* [The data]:
━━━━━━━━━━

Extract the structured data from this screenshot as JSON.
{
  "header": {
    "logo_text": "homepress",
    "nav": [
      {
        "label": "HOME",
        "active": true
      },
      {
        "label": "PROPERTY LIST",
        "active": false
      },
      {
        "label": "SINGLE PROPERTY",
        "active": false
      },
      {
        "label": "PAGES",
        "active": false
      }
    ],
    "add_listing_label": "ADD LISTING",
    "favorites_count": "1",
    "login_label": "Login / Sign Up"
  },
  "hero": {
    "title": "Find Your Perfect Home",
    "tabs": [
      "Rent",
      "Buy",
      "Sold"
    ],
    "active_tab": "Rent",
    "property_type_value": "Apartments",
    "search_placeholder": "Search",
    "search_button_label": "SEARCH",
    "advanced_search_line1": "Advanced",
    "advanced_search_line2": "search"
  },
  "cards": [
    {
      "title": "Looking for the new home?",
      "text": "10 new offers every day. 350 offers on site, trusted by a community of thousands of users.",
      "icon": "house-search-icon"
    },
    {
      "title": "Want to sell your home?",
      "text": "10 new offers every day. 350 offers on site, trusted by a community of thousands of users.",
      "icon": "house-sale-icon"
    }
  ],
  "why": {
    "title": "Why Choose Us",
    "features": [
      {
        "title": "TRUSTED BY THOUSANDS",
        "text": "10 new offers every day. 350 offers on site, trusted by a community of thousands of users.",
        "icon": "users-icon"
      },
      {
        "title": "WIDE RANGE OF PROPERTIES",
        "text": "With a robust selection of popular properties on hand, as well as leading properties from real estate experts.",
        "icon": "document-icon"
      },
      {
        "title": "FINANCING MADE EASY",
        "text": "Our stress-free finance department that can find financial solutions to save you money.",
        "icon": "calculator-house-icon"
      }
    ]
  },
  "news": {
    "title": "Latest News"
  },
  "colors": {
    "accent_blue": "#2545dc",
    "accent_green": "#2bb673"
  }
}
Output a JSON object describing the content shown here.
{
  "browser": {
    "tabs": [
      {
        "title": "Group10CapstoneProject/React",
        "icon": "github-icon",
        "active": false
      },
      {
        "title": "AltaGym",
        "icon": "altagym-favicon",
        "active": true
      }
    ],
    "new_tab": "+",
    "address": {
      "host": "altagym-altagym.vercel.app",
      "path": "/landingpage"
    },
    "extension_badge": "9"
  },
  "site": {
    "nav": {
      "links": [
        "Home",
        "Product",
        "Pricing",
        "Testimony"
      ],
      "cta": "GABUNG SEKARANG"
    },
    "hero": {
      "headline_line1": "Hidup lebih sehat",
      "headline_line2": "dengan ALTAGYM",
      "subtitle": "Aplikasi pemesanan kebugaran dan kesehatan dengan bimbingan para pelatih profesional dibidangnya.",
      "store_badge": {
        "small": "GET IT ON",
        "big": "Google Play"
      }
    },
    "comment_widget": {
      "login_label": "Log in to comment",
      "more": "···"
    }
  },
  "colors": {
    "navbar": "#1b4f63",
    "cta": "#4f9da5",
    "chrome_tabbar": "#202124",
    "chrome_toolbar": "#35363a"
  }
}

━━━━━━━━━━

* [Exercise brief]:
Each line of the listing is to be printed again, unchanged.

* [Response below]:
Extract the structured data from this screenshot as JSON.
{
  "header": {
    "logo_text": "homepress",
    "nav": [
      {
        "label": "HOME",
        "active": true
      },
      {
        "label": "PROPERTY LIST",
        "active": false
      },
      {
        "label": "SINGLE PROPERTY",
        "active": false
      },
      {
        "label": "PAGES",
        "active": false
      }
    ],
    "add_listing_label": "ADD LISTING",
    "favorites_count": "1",
    "login_label": "Login / Sign Up"
  },
  "hero": {
    "title": "Find Your Perfect Home",
    "tabs": [
      "Rent",
      "Buy",
      "Sold"
    ],
    "active_tab": "Rent",
    "property_type_value": "Apartments",
    "search_placeholder": "Search",
    "search_button_label": "SEARCH",
    "advanced_search_line1": "Advanced",
    "advanced_search_line2": "search"
  },
  "cards": [
    {
      "title": "Looking for the new home?",
      "text": "10 new offers every day. 350 offers on site, trusted by a community of thousands of users.",
      "icon": "house-search-icon"
    },
    {
      "title": "Want to sell your home?",
      "text": "10 new offers every day. 350 offers on site, trusted by a community of thousands of users.",
      "icon": "house-sale-icon"
    }
  ],
  "why": {
    "title": "Why Choose Us",
    "features": [
      {
        "title": "TRUSTED BY THOUSANDS",
        "text": "10 new offers every day. 350 offers on site, trusted by a community of thousands of users.",
        "icon": "users-icon"
      },
      {
        "title": "WIDE RANGE OF PROPERTIES",
        "text": "With a robust selection of popular properties on hand, as well as leading properties from real estate experts.",
        "icon": "document-icon"
      },
      {
        "title": "FINANCING MADE EASY",
        "text": "Our stress-free finance department that can find financial solutions to save you money.",
        "icon": "calculator-house-icon"
      }
    ]
  },
  "news": {
    "title": "Latest News"
  },
  "colors": {
    "accent_blue": "#2545dc",
    "accent_green": "#2bb673"
  }
}
Output a JSON object describing the content shown here.
{
  "browser": {
    "tabs": [
      {
        "title": "Group10CapstoneProject/React",
        "icon": "github-icon",
        "active": false
      },
      {
        "title": "AltaGym",
        "icon": "altagym-favicon",
        "active": true
      }
    ],
    "new_tab": "+",
    "address": {
      "host": "altagym-altagym.vercel.app",
      "path": "/landingpage"
    },
    "extension_badge": "9"
  },
  "site": {
    "nav": {
      "links": [
        "Home",
        "Product",
        "Pricing",
        "Testimony"
      ],
      "cta": "GABUNG SEKARANG"
    },
    "hero": {
      "headline_line1": "Hidup lebih sehat",
      "headline_line2": "dengan ALTAGYM",
      "subtitle": "Aplikasi pemesanan kebugaran dan kesehatan dengan bimbingan para pelatih profesional dibidangnya.",
      "store_badge": {
        "small": "GET IT ON",
        "big": "Google Play"
      }
    },
    "comment_widget": {
      "login_label": "Log in to comment",
      "more": "···"
    }
  },
  "colors": {
    "navbar": "#1b4f63",
    "cta": "#4f9da5",
    "chrome_tabbar": "#202124",
    "chrome_toolbar": "#35363a"
  }
}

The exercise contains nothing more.